What Ruby Baked: Biscuits and Traybakes
Welcome to the fourth instalment of ‘What Ruby Baked’, in which we follow UCL’s very own Nigella in her pursuit to be crowned ‘Amateur Baker of the Year’.
Welcome to Biscuit Week, fatties!
This week marked the half-way point of the Great British Bake Off, and it would appear that some of the contestants are beginning to crumble under the pressure. The competition is now as stiff as well beaten meringue peaks.
So far, our gal Ruby has fought off the pie-triarchy and brought her half-baked ideas to fruition. However, her deadpan delivery and dedication to dawdling are no longer cutting the mustard with the judges.
The first ordeal presented to the bakers was to create a signature tray bake. Although seemingly self explanatory (‘a bake in a tray, you say? Mind blowing!), the tent’s resident Laurel and Hardy took it upon themselves to explain how this elaborate concoction was invented by the Quakers.
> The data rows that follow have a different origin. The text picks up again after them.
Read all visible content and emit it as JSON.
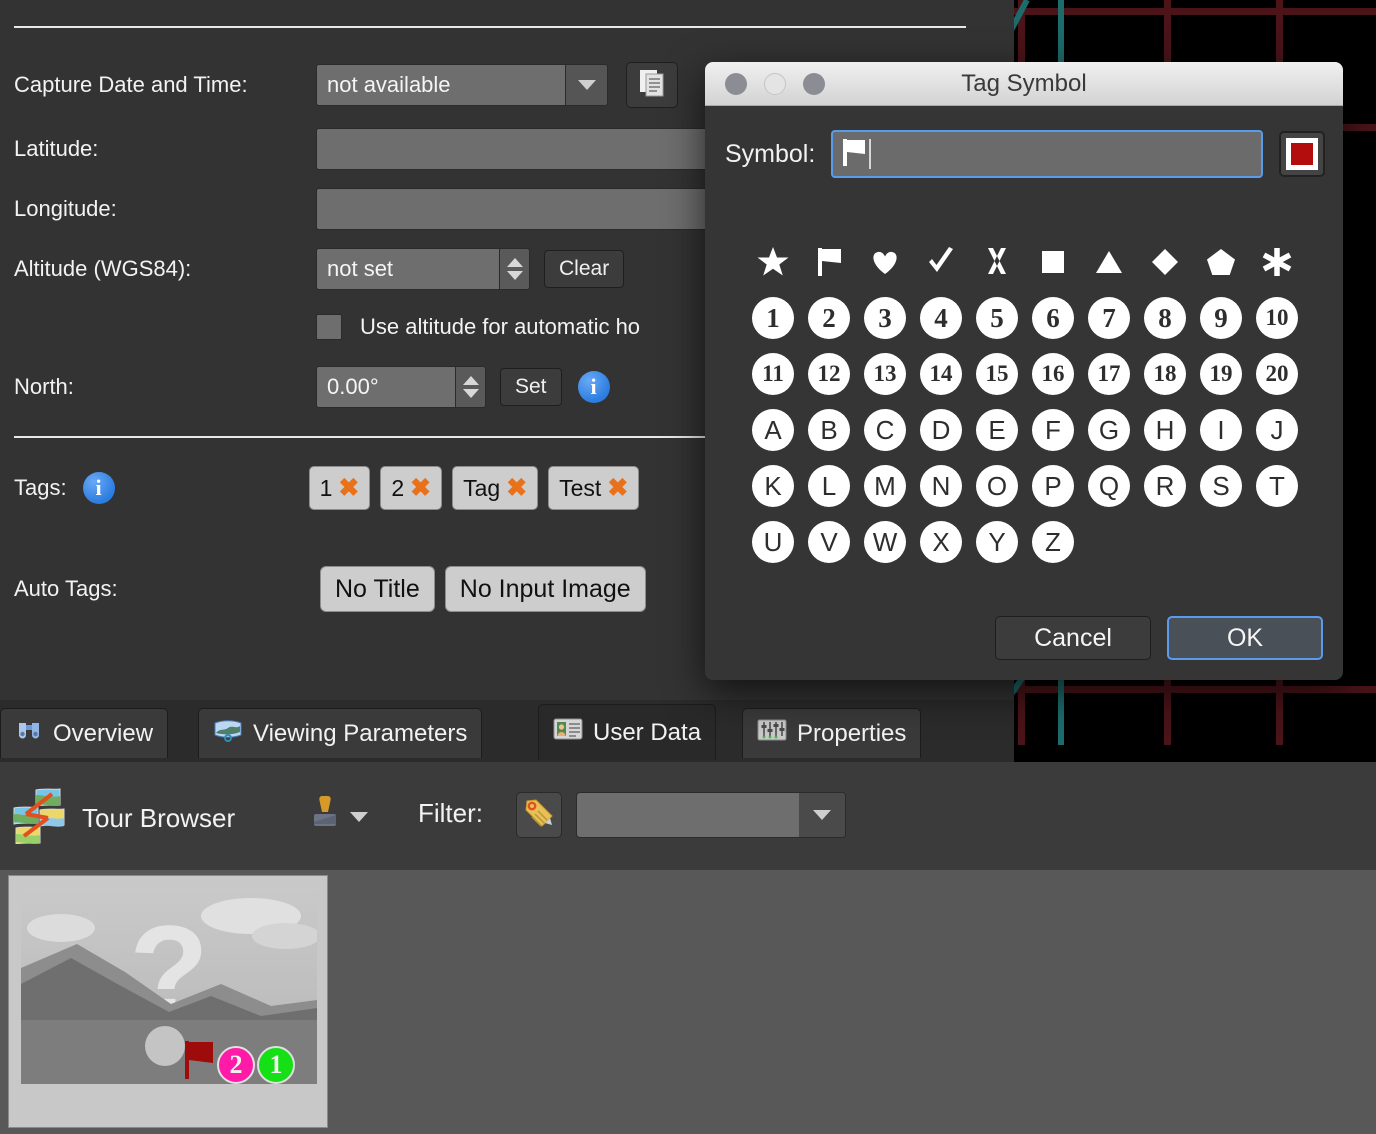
{
  "panel": {
    "fields": [
      {
        "label": "Capture Date and Time:",
        "value": "not available",
        "control": "combobox",
        "icon": "copy-icon"
      },
      {
        "label": "Latitude:",
        "value": "",
        "control": "text"
      },
      {
        "label": "Longitude:",
        "value": "",
        "control": "text"
      },
      {
        "label": "Altitude (WGS84):",
        "value": "not set",
        "control": "spinbox",
        "button": "Clear"
      }
    ],
    "checkbox": {
      "label": "Use altitude for automatic ho",
      "checked": false
    },
    "north": {
      "label": "North:",
      "value": "0.00°",
      "button": "Set",
      "info": "i"
    },
    "tags": {
      "label": "Tags:",
      "info": "i",
      "items": [
        {
          "text": "1",
          "remove": "✖"
        },
        {
          "text": "2",
          "remove": "✖"
        },
        {
          "text": "Tag",
          "remove": "✖"
        },
        {
          "text": "Test",
          "remove": "✖"
        }
      ]
    },
    "auto_tags": {
      "label": "Auto Tags:",
      "items": [
        "No Title",
        "No Input Image"
      ]
    }
  },
  "tabs": [
    {
      "label": "Overview",
      "icon": "binoculars-icon",
      "active": false
    },
    {
      "label": "Viewing Parameters",
      "icon": "panorama-icon",
      "active": false
    },
    {
      "label": "User Data",
      "icon": "id-card-icon",
      "active": true
    },
    {
      "label": "Properties",
      "icon": "sliders-icon",
      "active": false
    }
  ],
  "tour_browser": {
    "title": "Tour Browser",
    "title_icon": "tour-browser-icon",
    "stamp_icon": "stamp-icon",
    "filter_label": "Filter:",
    "filter_icon": "tag-icon",
    "filter_value": "",
    "filter_placeholder": ""
  },
  "thumbnail": {
    "name": "placeholder-image-thumbnail",
    "watermark": "?",
    "badges": [
      {
        "type": "flag",
        "color": "#9e0b0b",
        "label": ""
      },
      {
        "type": "circle",
        "color": "#ff1aa8",
        "label": "2"
      },
      {
        "type": "circle",
        "color": "#15e015",
        "label": "1"
      }
    ]
  },
  "dialog": {
    "title": "Tag Symbol",
    "traffic_lights": [
      "close",
      "minimize",
      "zoom"
    ],
    "symbol_label": "Symbol:",
    "symbol_value": "⚑",
    "color": "#b30d0d",
    "shapes": [
      {
        "name": "star-symbol",
        "glyph": "star"
      },
      {
        "name": "flag-symbol",
        "glyph": "flag"
      },
      {
        "name": "heart-symbol",
        "glyph": "heart"
      },
      {
        "name": "check-symbol",
        "glyph": "check"
      },
      {
        "name": "cross-symbol",
        "glyph": "cross"
      },
      {
        "name": "square-symbol",
        "glyph": "square"
      },
      {
        "name": "triangle-symbol",
        "glyph": "triangle"
      },
      {
        "name": "diamond-symbol",
        "glyph": "diamond"
      },
      {
        "name": "pentagon-symbol",
        "glyph": "pentagon"
      },
      {
        "name": "asterisk-symbol",
        "glyph": "asterisk"
      }
    ],
    "numbers": [
      "1",
      "2",
      "3",
      "4",
      "5",
      "6",
      "7",
      "8",
      "9",
      "10",
      "11",
      "12",
      "13",
      "14",
      "15",
      "16",
      "17",
      "18",
      "19",
      "20"
    ],
    "letters": [
      "A",
      "B",
      "C",
      "D",
      "E",
      "F",
      "G",
      "H",
      "I",
      "J",
      "K",
      "L",
      "M",
      "N",
      "O",
      "P",
      "Q",
      "R",
      "S",
      "T",
      "U",
      "V",
      "W",
      "X",
      "Y",
      "Z"
    ],
    "cancel_label": "Cancel",
    "ok_label": "OK"
  },
  "colors": {
    "panel_bg": "#333333",
    "dialog_bg": "#353535",
    "accent_blue": "#5b9bec",
    "tag_orange": "#e8711a",
    "swatch_red": "#b30d0d",
    "grid_red": "#4a1418",
    "teal": "#1d6b6b"
  }
}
According to the wise old Quaker Baker they interrogated, tray bakes represent the Quaker ideals of peace, frugality and equality. They don’t seem to be spreading this message very well though as most people associate the Quakers with porridge oats and being mental.
Our doe-eyed damsel, along with fellow bakers Christine and Kimberly, chose a Bakewell tart bake.
While the others happily baked their wells, homeslice Ruby seemed to struggle with the challenge, warning the judges ‘I wouldn’t serve something that rubbish to anyone’, while serving it to them.
They agreed. It was an unhappy moment all round.
The technical challenge of the week was to create a perfect batch of tuiles. These appear to be a sort of shitty French wafer biscuit thing that would fail to satisfy even human hat stand Karl Lagerfeld, who survives on monogrammed cotton wool balls and apathy.
If that wasn’t tough enough, it was a veritable Sudoku of a recipe as Mary had cruelly omitted many key details, leaving the bakers questioning how to reinvent the tuile.
‘I will not be defeated by a sodding French biscuit!’ proclaimed Ruby in a guttural battle cry. But alas alack she was, retreating back to her workstation like a brow-beaten Boudicca after her tuiles were judged to be ‘a mess’.
At this point, Paz n’ Maz snuck away to discuss the failings of the bakers, and it seems that our Ruby is skating on thin icing sugar. Alpha Papa Paul defended her by mentioning the little-known fact that she has had exams.
By now it would probably be less tiresome for them all to just employ a Greek chorus to wail about deadlines and essays and cramping hands every time she walks into the room.
It’s wooden spoons at dawn by the time we enter into challenge number three, which involves making an elaborate tower of biscuits. But this is no mere hobnob party, as the bakers are expected to conjure an architectural feat. From Daleks to Bavarian Clock Houses, the competition is as tough as a gold-plated digestive.
Ruby continues to anticipate her doom while putting together a tower resembling a dropped ice cream, which amateur psychologists might suggest resembles her shattered self esteem.
But lo! What light through yonder tent window breaks? Her showstopper bake is dubbed ‘really lovely’ and ‘absolutely beautiful’, so Ruby is saved from the strawberry lace gallows for another week. Hurrah!
Christine feigns surprise as she and her Bavarian clock tower are awarded top prize, while scientist Rob is given a pat on the back and a boot out the door for his sub-par biscuits. After all, when it comes to baking, you only get what you pudding.
Join us again next week as we follow the trials and tribulations of our student heroine during the nail biting ‘Sweet Dough Week’…